A bill within the Legislature that could end in larger loans and greater costs is something special to a predatory industry for experts of payday lenders.
At a appearance, they might be appropriate. Floridians, mostly in bad areas, took away a great 7.7 million pay time loans over a year in 2016 and 2017. And nearly a third of most customers took away at the very least 12 loans that one year, an indicator this is certainly away from “debt trap” that lenders take advantage of, specialists state.
But the bill is cruising through the Legislature with bipartisan help.
In other words, the balance is an effort to help a business that is effective could – or could not – see major alterations within the years that are coming.
Pay day loan providers stress that a fresh federal guideline will nearly expel their main item: the simple, small, single-payment loan. In Florida, invest a loan provider $50, and they’re planning to present a $500 loan. The lending company takes the $550 from the banking account within thirty day period. All of that’s necessary is a pay stub to show you’ve got constant work.
Though the client Financial Protection Bureau proposed a guideline 12 months that is final could restrict loans to people who samedayinstallmentloans.net credit have actually currently eliminated six loans in each year.

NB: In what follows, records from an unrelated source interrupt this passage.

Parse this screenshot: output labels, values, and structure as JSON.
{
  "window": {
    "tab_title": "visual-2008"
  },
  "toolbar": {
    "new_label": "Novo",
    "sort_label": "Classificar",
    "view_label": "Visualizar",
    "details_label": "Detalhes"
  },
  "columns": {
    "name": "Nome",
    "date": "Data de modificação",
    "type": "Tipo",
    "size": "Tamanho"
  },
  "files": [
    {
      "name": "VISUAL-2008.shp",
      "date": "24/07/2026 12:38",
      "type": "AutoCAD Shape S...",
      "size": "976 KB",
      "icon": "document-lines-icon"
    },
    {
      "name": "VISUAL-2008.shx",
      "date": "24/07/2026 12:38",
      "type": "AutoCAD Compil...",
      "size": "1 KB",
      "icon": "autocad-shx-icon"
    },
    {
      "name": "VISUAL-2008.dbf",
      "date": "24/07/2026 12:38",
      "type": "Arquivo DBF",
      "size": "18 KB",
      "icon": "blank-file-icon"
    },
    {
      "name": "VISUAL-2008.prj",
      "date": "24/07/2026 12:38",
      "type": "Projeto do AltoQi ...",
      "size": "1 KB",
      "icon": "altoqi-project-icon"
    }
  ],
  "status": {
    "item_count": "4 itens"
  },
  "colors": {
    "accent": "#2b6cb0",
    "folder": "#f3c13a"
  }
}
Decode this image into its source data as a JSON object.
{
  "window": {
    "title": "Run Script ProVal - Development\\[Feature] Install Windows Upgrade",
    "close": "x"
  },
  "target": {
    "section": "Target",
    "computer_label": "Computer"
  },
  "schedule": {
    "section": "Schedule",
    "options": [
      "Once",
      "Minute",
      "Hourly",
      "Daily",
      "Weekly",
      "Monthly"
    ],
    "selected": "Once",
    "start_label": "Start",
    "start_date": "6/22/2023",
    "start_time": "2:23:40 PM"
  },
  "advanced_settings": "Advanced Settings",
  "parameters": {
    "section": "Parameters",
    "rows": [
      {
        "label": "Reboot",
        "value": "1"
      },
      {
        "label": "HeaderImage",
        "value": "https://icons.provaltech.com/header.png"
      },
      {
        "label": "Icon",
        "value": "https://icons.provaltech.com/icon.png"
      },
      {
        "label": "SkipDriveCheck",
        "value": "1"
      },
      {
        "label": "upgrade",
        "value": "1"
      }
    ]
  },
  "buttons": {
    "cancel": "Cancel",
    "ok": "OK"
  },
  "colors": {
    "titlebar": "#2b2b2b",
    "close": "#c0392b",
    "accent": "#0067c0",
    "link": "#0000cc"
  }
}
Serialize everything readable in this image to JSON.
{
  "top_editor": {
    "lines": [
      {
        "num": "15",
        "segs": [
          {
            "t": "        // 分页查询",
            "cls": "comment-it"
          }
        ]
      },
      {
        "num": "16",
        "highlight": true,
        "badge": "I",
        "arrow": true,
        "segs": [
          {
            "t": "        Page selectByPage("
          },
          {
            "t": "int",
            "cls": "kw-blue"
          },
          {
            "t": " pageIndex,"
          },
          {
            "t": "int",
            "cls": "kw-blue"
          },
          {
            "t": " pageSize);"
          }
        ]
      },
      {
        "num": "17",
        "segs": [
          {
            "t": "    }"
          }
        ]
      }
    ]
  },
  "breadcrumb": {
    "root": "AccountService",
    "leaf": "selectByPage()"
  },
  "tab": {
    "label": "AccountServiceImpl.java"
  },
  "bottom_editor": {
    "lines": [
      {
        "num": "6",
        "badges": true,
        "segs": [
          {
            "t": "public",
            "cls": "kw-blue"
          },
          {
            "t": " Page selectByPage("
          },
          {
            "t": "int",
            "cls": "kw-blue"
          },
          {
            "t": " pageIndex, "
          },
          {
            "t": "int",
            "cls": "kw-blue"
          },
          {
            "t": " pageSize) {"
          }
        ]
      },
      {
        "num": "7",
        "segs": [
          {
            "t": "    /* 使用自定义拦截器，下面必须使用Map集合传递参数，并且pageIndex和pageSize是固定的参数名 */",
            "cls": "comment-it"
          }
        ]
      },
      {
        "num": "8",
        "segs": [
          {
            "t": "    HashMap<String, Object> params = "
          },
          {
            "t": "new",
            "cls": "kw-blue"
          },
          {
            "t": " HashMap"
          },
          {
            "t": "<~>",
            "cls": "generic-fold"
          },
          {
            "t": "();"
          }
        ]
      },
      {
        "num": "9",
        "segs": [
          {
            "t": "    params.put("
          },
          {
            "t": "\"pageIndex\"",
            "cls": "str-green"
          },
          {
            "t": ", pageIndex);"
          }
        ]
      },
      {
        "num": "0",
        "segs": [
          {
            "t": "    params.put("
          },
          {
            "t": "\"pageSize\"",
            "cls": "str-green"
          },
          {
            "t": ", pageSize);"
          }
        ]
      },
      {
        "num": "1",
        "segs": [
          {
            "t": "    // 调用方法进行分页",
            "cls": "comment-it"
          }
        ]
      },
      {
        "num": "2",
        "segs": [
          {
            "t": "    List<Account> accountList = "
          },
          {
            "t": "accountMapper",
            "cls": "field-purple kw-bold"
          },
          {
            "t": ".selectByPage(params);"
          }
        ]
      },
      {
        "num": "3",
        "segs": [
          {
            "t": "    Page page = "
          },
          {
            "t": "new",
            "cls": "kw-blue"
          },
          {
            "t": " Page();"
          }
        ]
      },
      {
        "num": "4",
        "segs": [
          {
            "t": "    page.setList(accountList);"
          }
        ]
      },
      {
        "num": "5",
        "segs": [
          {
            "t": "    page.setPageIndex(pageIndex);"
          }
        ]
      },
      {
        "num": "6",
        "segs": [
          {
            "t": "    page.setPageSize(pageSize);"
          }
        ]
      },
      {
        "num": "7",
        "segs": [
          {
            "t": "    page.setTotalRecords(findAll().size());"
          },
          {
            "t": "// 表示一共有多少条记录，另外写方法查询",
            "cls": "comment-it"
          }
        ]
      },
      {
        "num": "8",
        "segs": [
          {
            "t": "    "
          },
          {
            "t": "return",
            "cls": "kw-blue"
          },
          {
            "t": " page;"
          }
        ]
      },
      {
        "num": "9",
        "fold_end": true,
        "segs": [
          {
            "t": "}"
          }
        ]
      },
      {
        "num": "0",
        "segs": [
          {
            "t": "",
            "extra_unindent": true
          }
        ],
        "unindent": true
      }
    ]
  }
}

Considering precisely how many people are repeat borrowers, the Bureau estimates the guideline could expel just as much as 62 % of current loans which are payday.
“It might as well be 100 percent, ” reported Ian MacKechnie, the creator and CEO of Tampa-based pay day loan provider bad credit idaho Amscot. “no one’s apt to be around. It places us away from business. ”
To own throughout the guideline, creditors aspire to give that you item that is 2nd funding up to $1,000, payable in installments within 60 to a couple of months. Continuar leyendo “New spend day loan bill could save your self the industry. Or give it time to become more lucrative.”